Protein-engineered gels mimic body's own functions
The U.S. Army Research Laboratory's Army Research Office (ARO) recently awarded a New York University Polytechnic School of Engineering researcher a grant to advance protein-engineered, environmentally responsive hydrogels that could replicate biochemical processes currently found only in nature. These protein hydrogels could become fundamental building blocks of important new biomimetic materials.
Associate Professor Jin Kim Montclare of the Department of Chemical and Biomolecular Engineering received $368,000 over three years to fabricate patterned protein hydrogels for applications in sensing, drug delivery, and wound healing. As an example, these biomimetic materials could mimic the adhesion properties of the human body well enough to heal wounds.
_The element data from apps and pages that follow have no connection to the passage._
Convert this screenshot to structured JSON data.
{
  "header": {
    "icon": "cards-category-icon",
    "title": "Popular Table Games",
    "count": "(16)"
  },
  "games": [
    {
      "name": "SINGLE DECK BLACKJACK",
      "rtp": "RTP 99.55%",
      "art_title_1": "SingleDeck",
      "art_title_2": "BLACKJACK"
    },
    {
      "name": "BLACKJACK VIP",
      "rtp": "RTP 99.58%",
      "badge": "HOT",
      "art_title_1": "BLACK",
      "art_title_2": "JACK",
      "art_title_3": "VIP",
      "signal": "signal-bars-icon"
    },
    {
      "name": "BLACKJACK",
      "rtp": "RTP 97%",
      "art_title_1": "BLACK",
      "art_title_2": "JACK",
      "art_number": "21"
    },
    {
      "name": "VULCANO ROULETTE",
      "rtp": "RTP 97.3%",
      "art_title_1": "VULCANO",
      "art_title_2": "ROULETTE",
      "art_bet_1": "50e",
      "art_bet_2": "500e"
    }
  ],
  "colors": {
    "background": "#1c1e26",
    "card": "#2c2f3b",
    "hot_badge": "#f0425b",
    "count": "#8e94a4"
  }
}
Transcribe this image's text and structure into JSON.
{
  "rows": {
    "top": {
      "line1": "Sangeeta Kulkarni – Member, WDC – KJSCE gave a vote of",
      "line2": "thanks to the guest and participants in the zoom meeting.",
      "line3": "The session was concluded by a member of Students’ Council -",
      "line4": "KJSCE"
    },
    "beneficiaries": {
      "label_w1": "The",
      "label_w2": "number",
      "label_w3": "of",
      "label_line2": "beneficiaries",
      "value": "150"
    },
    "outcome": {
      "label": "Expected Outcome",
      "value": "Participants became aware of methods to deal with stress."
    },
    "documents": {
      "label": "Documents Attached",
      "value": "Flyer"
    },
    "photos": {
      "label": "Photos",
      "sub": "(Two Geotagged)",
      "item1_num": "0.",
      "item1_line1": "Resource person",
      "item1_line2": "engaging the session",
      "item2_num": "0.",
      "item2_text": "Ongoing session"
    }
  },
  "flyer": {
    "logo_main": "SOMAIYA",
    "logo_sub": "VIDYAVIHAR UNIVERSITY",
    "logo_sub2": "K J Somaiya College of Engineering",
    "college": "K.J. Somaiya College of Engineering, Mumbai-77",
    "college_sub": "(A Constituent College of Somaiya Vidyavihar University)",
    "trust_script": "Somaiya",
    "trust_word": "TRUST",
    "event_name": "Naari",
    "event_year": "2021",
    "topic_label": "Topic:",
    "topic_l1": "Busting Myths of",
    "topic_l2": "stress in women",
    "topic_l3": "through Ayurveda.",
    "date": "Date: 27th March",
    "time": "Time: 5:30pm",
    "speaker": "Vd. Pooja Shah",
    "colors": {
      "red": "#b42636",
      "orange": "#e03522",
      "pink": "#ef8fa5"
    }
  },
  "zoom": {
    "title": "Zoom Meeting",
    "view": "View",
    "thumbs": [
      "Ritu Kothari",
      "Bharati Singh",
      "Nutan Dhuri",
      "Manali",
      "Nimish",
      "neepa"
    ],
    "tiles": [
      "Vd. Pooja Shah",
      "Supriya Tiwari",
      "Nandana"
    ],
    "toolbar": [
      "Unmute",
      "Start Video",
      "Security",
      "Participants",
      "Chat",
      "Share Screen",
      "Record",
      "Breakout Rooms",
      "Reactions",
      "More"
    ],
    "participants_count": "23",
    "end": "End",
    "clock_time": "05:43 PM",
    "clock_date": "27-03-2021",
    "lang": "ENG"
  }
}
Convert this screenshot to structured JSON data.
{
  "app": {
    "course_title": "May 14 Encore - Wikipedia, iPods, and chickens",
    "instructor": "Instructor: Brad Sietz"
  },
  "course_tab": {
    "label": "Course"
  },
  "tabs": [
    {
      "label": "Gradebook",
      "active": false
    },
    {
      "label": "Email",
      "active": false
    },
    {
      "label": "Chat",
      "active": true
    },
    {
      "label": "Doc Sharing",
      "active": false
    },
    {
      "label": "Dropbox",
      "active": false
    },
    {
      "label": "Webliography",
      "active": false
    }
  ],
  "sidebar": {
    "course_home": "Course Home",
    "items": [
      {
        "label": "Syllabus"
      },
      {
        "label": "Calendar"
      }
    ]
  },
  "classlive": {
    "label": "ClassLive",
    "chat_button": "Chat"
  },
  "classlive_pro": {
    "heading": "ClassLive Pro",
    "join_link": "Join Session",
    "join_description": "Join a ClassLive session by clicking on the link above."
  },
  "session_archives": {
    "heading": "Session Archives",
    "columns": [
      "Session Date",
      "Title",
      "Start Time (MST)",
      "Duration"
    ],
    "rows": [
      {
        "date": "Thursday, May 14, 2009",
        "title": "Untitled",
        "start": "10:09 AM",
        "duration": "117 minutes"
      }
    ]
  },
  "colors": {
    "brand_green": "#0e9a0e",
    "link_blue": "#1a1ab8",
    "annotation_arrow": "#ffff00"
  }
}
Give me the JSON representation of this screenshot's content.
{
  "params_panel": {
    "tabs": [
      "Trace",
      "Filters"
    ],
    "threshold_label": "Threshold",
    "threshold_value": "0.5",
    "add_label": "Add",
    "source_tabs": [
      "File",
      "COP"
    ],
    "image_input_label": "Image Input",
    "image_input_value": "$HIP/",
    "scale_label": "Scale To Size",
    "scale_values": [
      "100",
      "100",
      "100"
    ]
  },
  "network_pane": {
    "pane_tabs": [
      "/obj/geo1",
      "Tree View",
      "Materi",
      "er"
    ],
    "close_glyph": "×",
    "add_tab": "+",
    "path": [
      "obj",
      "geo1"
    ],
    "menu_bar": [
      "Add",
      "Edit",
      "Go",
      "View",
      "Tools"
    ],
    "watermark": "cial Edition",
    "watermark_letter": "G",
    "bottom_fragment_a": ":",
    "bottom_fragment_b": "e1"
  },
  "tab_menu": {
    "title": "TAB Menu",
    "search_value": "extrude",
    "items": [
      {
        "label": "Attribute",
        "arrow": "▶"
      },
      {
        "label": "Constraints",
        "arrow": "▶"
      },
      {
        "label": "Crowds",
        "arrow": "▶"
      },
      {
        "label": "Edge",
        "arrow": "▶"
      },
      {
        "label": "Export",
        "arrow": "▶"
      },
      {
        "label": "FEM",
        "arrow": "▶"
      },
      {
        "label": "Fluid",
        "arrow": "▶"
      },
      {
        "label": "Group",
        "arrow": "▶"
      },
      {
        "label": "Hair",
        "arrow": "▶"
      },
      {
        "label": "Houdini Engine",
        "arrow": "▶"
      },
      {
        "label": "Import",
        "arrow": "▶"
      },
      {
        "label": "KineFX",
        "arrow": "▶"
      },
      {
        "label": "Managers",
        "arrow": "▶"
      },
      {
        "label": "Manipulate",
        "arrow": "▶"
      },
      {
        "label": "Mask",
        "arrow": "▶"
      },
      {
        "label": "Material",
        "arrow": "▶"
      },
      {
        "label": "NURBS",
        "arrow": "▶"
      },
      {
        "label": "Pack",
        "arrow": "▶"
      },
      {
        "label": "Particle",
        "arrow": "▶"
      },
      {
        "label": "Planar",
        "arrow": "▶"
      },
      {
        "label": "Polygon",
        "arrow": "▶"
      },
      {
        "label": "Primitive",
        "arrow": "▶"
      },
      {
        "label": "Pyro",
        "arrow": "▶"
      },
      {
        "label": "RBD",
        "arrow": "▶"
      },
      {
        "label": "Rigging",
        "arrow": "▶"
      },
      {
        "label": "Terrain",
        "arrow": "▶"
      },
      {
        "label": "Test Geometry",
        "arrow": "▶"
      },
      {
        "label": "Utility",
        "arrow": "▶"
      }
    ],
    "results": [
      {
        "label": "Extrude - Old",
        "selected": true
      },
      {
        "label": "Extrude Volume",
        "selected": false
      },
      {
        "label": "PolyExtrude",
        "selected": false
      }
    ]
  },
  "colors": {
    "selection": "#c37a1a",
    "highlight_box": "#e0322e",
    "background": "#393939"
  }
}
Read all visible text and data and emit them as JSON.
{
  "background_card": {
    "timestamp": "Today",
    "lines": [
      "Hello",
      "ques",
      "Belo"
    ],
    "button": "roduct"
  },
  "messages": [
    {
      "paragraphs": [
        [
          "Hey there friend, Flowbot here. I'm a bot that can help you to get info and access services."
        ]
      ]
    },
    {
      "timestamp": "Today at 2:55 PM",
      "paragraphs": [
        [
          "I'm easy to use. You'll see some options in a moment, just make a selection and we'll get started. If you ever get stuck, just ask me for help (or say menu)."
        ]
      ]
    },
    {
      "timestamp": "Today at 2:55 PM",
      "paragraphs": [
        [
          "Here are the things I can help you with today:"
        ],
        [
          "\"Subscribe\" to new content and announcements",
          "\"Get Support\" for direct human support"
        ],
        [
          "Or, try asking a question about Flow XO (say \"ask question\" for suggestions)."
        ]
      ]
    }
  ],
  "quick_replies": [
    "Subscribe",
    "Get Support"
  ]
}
Montclare also envisions biomimetic materials that will be able to sense and control the flow of fluids, or even control the delivery of drugs within the bloodstream.
After testing the protein hydrogels, which are made from the Escherichia coli bacterium, they will be patterned onto various solid substrates to mimic biological functions. An example of this would be the patterning on a gecko's finger that allows it to adhere to surfaces. A similarly designed protein hydrogel could yield a similar stickiness. Using different patterning, protein hydrogels can adopt various other capabilities seen in nature.
Montclare's research differs from previous scientists' work in that it uses biologically engineered proteins instead of synthetic polymers or materials. The advantage, she explains, is that the new materials can be controlled by external stimuli such as temperature or salt.
With soldier protection and performance a priority, the U.S. Department of Defense has invested heavily in synthetic biology—the ability to make things using biology. Since 2005, Montclare and her research group have been at the forefront of protein engineering and molecular design.